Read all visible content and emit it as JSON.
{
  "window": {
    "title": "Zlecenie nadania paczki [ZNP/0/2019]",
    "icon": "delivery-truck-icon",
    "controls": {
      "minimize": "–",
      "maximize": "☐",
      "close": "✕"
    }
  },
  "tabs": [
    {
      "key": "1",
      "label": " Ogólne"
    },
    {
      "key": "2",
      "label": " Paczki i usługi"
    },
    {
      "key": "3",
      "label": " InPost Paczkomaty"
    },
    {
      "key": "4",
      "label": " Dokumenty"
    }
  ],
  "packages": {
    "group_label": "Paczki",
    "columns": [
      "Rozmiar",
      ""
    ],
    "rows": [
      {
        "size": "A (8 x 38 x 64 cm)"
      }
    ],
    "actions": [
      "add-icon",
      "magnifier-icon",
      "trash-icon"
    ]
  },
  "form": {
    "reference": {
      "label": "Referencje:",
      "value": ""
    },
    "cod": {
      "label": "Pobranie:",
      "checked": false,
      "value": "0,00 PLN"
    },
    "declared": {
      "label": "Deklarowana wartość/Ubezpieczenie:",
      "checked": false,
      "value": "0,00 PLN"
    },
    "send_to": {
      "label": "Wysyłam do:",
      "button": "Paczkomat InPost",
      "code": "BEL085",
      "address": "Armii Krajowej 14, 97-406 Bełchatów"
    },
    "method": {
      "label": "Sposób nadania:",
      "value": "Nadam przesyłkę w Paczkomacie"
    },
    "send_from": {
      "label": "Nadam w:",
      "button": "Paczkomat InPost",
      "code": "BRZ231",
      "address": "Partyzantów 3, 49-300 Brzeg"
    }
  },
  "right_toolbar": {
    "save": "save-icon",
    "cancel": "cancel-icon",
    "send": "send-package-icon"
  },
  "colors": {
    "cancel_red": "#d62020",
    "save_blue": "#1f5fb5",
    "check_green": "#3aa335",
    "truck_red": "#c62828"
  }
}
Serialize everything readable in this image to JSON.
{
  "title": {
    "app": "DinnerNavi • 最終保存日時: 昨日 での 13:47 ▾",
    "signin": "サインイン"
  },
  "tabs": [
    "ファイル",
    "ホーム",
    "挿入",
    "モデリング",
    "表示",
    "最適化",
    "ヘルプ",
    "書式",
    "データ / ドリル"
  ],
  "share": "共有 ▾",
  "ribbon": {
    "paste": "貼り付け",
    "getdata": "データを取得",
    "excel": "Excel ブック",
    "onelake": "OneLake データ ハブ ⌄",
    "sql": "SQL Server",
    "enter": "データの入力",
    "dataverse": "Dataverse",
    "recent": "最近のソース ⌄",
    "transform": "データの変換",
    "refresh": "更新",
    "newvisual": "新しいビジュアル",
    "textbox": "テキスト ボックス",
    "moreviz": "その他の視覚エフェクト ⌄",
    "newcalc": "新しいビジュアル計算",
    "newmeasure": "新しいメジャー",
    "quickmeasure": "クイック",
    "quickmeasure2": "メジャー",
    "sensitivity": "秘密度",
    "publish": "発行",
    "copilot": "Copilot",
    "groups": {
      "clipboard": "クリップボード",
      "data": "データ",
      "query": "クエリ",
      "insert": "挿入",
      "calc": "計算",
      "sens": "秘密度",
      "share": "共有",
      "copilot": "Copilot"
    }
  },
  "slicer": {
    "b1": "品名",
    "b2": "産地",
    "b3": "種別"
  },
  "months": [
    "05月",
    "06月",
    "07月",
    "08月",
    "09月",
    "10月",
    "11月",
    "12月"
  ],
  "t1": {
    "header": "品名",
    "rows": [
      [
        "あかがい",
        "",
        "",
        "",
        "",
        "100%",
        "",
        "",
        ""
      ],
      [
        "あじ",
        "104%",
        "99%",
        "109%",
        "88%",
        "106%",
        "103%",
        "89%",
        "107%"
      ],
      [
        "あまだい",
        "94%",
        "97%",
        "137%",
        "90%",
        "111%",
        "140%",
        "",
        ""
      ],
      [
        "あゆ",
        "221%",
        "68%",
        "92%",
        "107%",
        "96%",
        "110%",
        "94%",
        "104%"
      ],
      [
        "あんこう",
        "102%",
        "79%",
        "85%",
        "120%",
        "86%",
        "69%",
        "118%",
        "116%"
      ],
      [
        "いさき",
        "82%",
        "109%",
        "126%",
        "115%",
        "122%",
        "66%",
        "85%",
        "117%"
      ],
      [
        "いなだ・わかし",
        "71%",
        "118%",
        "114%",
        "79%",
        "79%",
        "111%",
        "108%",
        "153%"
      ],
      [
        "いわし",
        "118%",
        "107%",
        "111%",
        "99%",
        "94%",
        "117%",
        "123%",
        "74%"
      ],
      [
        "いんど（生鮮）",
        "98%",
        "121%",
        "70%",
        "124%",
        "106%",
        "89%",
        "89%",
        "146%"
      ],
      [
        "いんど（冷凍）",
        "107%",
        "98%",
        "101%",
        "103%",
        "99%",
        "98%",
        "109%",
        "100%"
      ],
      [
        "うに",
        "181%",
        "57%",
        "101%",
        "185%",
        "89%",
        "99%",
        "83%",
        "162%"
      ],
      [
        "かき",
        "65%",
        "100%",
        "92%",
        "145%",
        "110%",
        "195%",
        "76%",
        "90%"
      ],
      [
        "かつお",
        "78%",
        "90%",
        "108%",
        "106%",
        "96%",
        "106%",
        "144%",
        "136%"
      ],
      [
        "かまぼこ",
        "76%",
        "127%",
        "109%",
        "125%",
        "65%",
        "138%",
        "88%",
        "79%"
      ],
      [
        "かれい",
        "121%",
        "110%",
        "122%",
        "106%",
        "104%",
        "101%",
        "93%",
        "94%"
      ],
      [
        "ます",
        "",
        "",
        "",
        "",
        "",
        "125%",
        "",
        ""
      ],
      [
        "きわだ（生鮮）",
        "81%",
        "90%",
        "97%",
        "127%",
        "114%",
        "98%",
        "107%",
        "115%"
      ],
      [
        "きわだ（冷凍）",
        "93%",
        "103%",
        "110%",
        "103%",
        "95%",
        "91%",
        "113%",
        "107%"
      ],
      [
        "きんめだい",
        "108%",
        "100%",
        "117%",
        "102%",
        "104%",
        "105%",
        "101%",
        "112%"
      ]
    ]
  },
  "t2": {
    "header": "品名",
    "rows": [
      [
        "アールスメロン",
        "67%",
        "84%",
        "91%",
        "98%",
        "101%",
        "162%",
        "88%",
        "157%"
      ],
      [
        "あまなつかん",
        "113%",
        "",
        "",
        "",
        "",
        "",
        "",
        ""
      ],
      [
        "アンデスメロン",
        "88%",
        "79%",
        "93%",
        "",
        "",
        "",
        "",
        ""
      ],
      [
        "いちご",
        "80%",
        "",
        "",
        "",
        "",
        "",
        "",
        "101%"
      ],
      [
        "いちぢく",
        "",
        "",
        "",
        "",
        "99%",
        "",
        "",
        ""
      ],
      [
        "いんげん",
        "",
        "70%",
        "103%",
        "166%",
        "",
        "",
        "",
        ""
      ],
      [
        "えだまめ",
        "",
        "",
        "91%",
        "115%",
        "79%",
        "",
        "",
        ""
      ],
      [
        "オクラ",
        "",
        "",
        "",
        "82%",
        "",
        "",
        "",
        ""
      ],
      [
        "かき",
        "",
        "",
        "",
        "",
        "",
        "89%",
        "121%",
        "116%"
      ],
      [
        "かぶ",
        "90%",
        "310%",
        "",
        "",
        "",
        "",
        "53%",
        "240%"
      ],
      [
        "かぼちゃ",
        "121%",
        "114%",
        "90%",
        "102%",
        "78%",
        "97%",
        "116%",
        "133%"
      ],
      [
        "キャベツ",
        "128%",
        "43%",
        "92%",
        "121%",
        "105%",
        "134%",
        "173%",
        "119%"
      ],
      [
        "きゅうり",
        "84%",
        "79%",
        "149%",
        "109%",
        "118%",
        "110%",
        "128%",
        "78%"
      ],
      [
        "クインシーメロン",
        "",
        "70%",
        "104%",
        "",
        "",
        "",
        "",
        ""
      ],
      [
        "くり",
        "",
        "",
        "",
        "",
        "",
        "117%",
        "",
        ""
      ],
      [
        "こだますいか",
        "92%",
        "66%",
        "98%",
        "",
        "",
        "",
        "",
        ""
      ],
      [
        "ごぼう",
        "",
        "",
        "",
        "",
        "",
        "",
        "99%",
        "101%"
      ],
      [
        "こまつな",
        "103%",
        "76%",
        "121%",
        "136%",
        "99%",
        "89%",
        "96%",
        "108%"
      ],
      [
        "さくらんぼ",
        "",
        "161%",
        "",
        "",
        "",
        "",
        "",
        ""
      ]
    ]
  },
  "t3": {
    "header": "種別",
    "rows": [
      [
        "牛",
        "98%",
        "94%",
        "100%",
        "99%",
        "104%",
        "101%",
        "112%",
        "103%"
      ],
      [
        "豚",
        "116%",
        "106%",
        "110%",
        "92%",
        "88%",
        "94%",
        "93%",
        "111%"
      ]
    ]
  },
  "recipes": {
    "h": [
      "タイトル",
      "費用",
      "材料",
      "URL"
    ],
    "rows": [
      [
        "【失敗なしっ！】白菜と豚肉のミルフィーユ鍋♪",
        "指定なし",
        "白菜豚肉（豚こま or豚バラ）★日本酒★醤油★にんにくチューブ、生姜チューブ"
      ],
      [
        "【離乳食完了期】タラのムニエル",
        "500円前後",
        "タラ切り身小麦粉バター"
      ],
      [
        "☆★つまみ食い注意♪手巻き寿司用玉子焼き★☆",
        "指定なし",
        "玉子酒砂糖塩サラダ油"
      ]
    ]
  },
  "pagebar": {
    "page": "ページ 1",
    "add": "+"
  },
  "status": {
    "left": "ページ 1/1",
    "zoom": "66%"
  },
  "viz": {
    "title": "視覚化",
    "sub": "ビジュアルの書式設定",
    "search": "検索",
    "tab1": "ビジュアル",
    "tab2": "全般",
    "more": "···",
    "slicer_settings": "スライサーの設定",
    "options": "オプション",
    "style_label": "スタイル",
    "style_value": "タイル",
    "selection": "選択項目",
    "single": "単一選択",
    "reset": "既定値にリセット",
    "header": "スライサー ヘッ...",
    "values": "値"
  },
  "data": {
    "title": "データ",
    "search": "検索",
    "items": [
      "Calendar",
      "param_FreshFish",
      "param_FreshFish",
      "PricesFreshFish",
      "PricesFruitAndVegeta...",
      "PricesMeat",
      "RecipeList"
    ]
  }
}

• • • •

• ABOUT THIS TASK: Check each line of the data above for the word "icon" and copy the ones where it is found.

• RESPONSE TO THIS TASK:
    "icon": "delivery-truck-icon",
      "add-icon",
      "magnifier-icon",
      "trash-icon"
    "save": "save-icon",
    "cancel": "cancel-icon",
    "send": "send-package-icon"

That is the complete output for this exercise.